| Exercise description |
Pictures in the records below are skipped; the rest is copied exactly.

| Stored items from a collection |
* * * *

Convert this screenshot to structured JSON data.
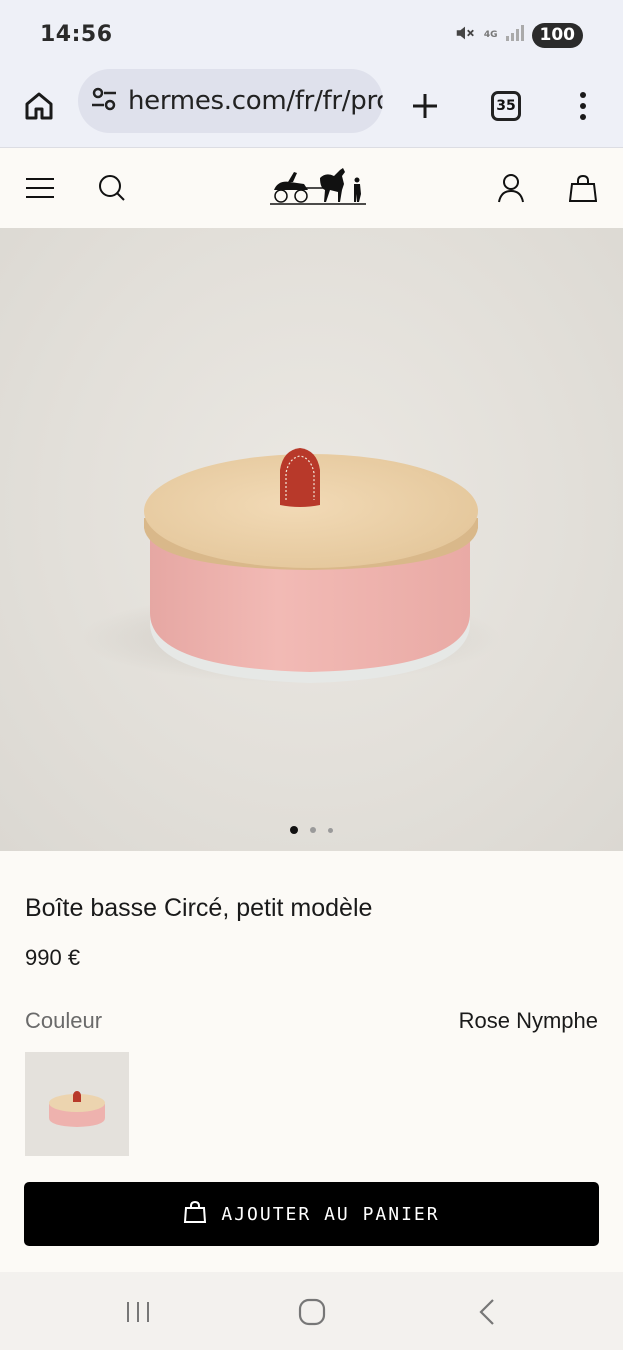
{
  "status_bar": {
    "time": "14:56",
    "network": "4G",
    "battery": "100"
  },
  "browser": {
    "url": "hermes.com/fr/fr/product/boite-basse-circe",
    "tab_count": "35"
  },
  "product": {
    "title": "Boîte basse Circé, petit modèle",
    "price": "990 €",
    "color_label": "Couleur",
    "color_value": "Rose Nymphe",
    "image_count": 3,
    "active_image": 1
  },
  "cta": {
    "label": "AJOUTER AU PANIER"
  },
  "icons": {
    "home": "home-icon",
    "site_settings": "tune-icon",
    "new_tab": "plus-icon",
    "tabs": "tabs-icon",
    "more": "more-vert-icon",
    "menu": "menu-icon",
    "search": "search-icon",
    "logo": "hermes-carriage-logo",
    "account": "user-icon",
    "cart": "shopping-bag-icon",
    "recents": "recents-icon",
    "nav_home": "nav-home-icon",
    "back": "back-icon"
  },
  "colors": {
    "background": "#fcfaf6",
    "cta": "#000000",
    "browser_bar": "#eef0f7",
    "product_pink": "#eeb2ae"
  }
}
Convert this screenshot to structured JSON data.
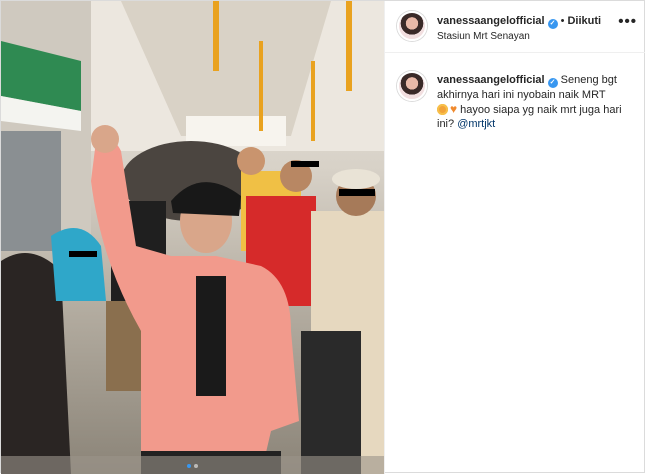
{
  "post": {
    "image_alt": "photo-carousel",
    "carousel": {
      "total": 2,
      "active": 1
    }
  },
  "header": {
    "username": "vanessaangelofficial",
    "verified_icon": "verified-badge-icon",
    "separator": "•",
    "follow_status": "Diikuti",
    "location": "Stasiun Mrt Senayan",
    "more_icon": "more-options-icon",
    "more_glyph": "•••"
  },
  "caption": {
    "username": "vanessaangelofficial",
    "text_1": "Seneng bgt akhirnya hari ini nyobain naik MRT",
    "text_2": "hayoo siapa yg naik mrt juga hari ini?",
    "mention": "@mrtjkt",
    "emojis": [
      "star-struck-emoji",
      "orange-heart-emoji"
    ]
  },
  "colors": {
    "accent": "#3897f0",
    "text": "#262626",
    "mention": "#003569",
    "border": "#dbdbdb"
  }
}
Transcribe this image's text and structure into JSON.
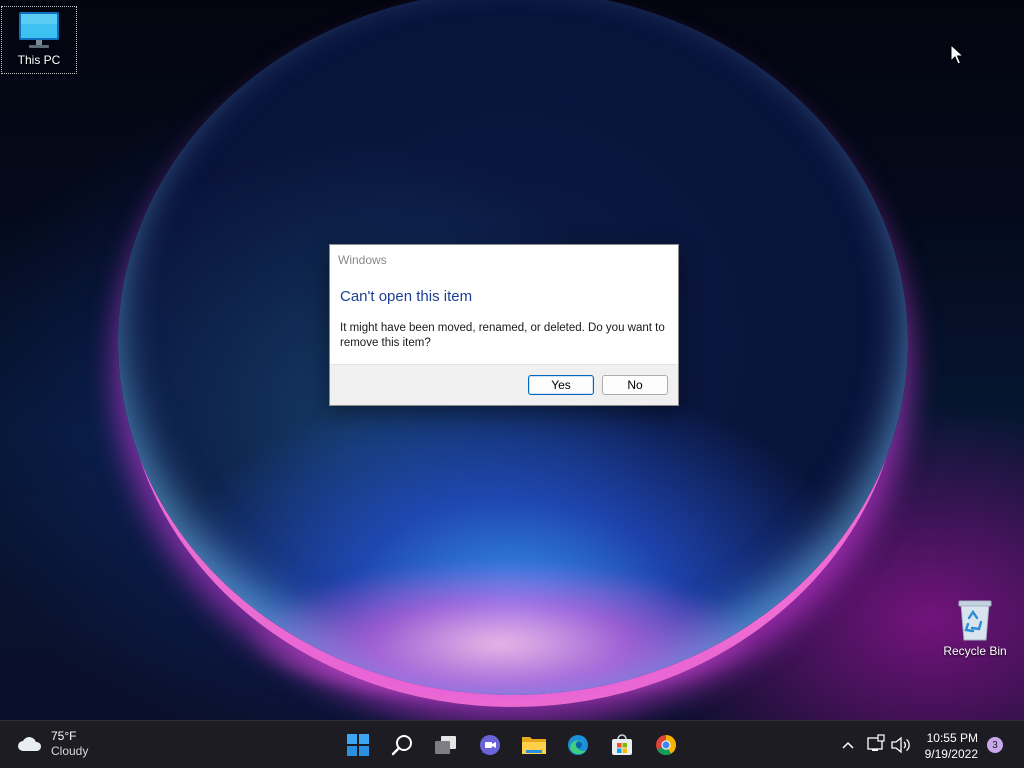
{
  "desktop": {
    "icons": [
      {
        "label": "This PC"
      },
      {
        "label": "Recycle Bin"
      }
    ]
  },
  "dialog": {
    "caption": "Windows",
    "heading": "Can't open this item",
    "message": "It might have been moved, renamed, or deleted. Do you want to remove this item?",
    "yes_label": "Yes",
    "no_label": "No"
  },
  "taskbar": {
    "weather": {
      "temp": "75°F",
      "condition": "Cloudy",
      "icon": "cloud-icon"
    },
    "apps": [
      {
        "icon": "windows-start-icon"
      },
      {
        "icon": "search-icon"
      },
      {
        "icon": "task-view-icon"
      },
      {
        "icon": "teams-chat-icon"
      },
      {
        "icon": "file-explorer-icon"
      },
      {
        "icon": "edge-icon"
      },
      {
        "icon": "store-icon"
      },
      {
        "icon": "chrome-icon"
      }
    ],
    "tray": {
      "time": "10:55 PM",
      "date": "9/19/2022",
      "notifications": "3"
    }
  },
  "colors": {
    "taskbar_bg": "#1c1c22",
    "dialog_heading": "#1c3f94",
    "accent": "#0067c0"
  }
}
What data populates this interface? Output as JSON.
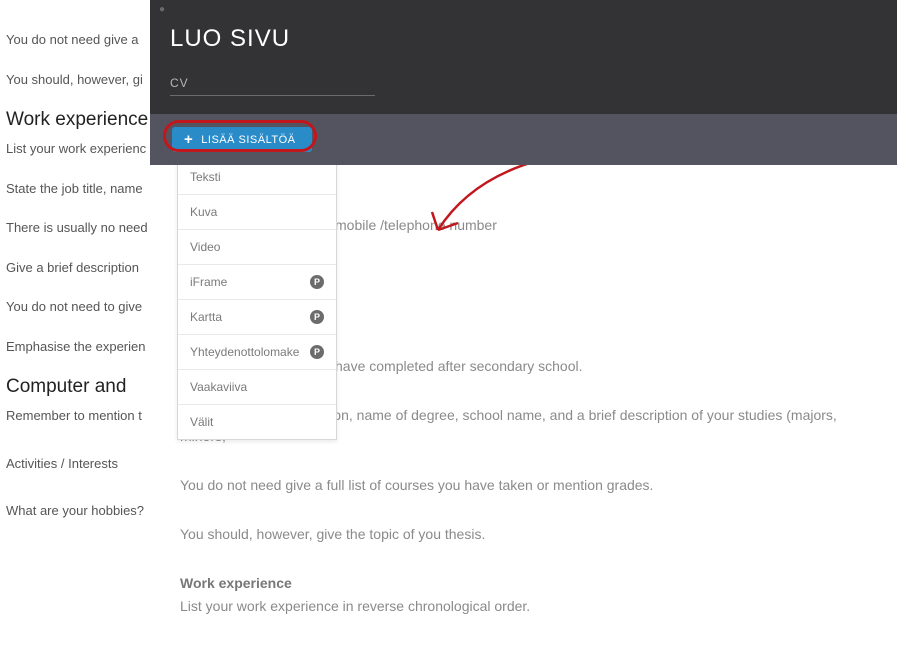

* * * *

| Expected output |
Convert this screenshot to structured JSON data.
{
  "status_bar": {
    "time": "14:56",
    "network": "4G",
    "battery": "100"
  },
  "browser": {
    "url": "hermes.com/fr/fr/product/boite-basse-circe",
    "tab_count": "35"
  },
  "product": {
    "title": "Boîte basse Circé, petit modèle",
    "price": "990 €",
    "color_label": "Couleur",
    "color_value": "Rose Nymphe",
    "image_count": 3,
    "active_image": 1
  },
  "cta": {
    "label": "AJOUTER AU PANIER"
  },
  "icons": {
    "home": "home-icon",
    "site_settings": "tune-icon",
    "new_tab": "plus-icon",
    "tabs": "tabs-icon",
    "more": "more-vert-icon",
    "menu": "menu-icon",
    "search": "search-icon",
    "logo": "hermes-carriage-logo",
    "account": "user-icon",
    "cart": "shopping-bag-icon",
    "recents": "recents-icon",
    "nav_home": "nav-home-icon",
    "back": "back-icon"
  },
  "colors": {
    "background": "#fcfaf6",
    "cta": "#000000",
    "browser_bar": "#eef0f7",
    "product_pink": "#eeb2ae"
  }
}
Convert this screenshot to structured JSON data.
{
  "post": {
    "image_alt": "photo-carousel",
    "carousel": {
      "total": 2,
      "active": 1
    }
  },
  "header": {
    "username": "vanessaangelofficial",
    "verified_icon": "verified-badge-icon",
    "separator": "•",
    "follow_status": "Diikuti",
    "location": "Stasiun Mrt Senayan",
    "more_icon": "more-options-icon",
    "more_glyph": "•••"
  },
  "caption": {
    "username": "vanessaangelofficial",
    "text_1": "Seneng bgt akhirnya hari ini nyobain naik MRT",
    "text_2": "hayoo siapa yg naik mrt juga hari ini?",
    "mention": "@mrtjkt",
    "emojis": [
      "star-struck-emoji",
      "orange-heart-emoji"
    ]
  },
  "colors": {
    "accent": "#3897f0",
    "text": "#262626",
    "mention": "#003569",
    "border": "#dbdbdb"
  }
}
Transcribe this image's text and structure into JSON.
{
  "desktop": {
    "icons": [
      {
        "label": "This PC"
      },
      {
        "label": "Recycle Bin"
      }
    ]
  },
  "dialog": {
    "caption": "Windows",
    "heading": "Can't open this item",
    "message": "It might have been moved, renamed, or deleted. Do you want to remove this item?",
    "yes_label": "Yes",
    "no_label": "No"
  },
  "taskbar": {
    "weather": {
      "temp": "75°F",
      "condition": "Cloudy",
      "icon": "cloud-icon"
    },
    "apps": [
      {
        "icon": "windows-start-icon"
      },
      {
        "icon": "search-icon"
      },
      {
        "icon": "task-view-icon"
      },
      {
        "icon": "teams-chat-icon"
      },
      {
        "icon": "file-explorer-icon"
      },
      {
        "icon": "edge-icon"
      },
      {
        "icon": "store-icon"
      },
      {
        "icon": "chrome-icon"
      }
    ],
    "tray": {
      "time": "10:55 PM",
      "date": "9/19/2022",
      "notifications": "3"
    }
  },
  "colors": {
    "taskbar_bg": "#1c1c22",
    "dialog_heading": "#1c3f94",
    "accent": "#0067c0"
  }
}
What data populates this interface? Output as JSON.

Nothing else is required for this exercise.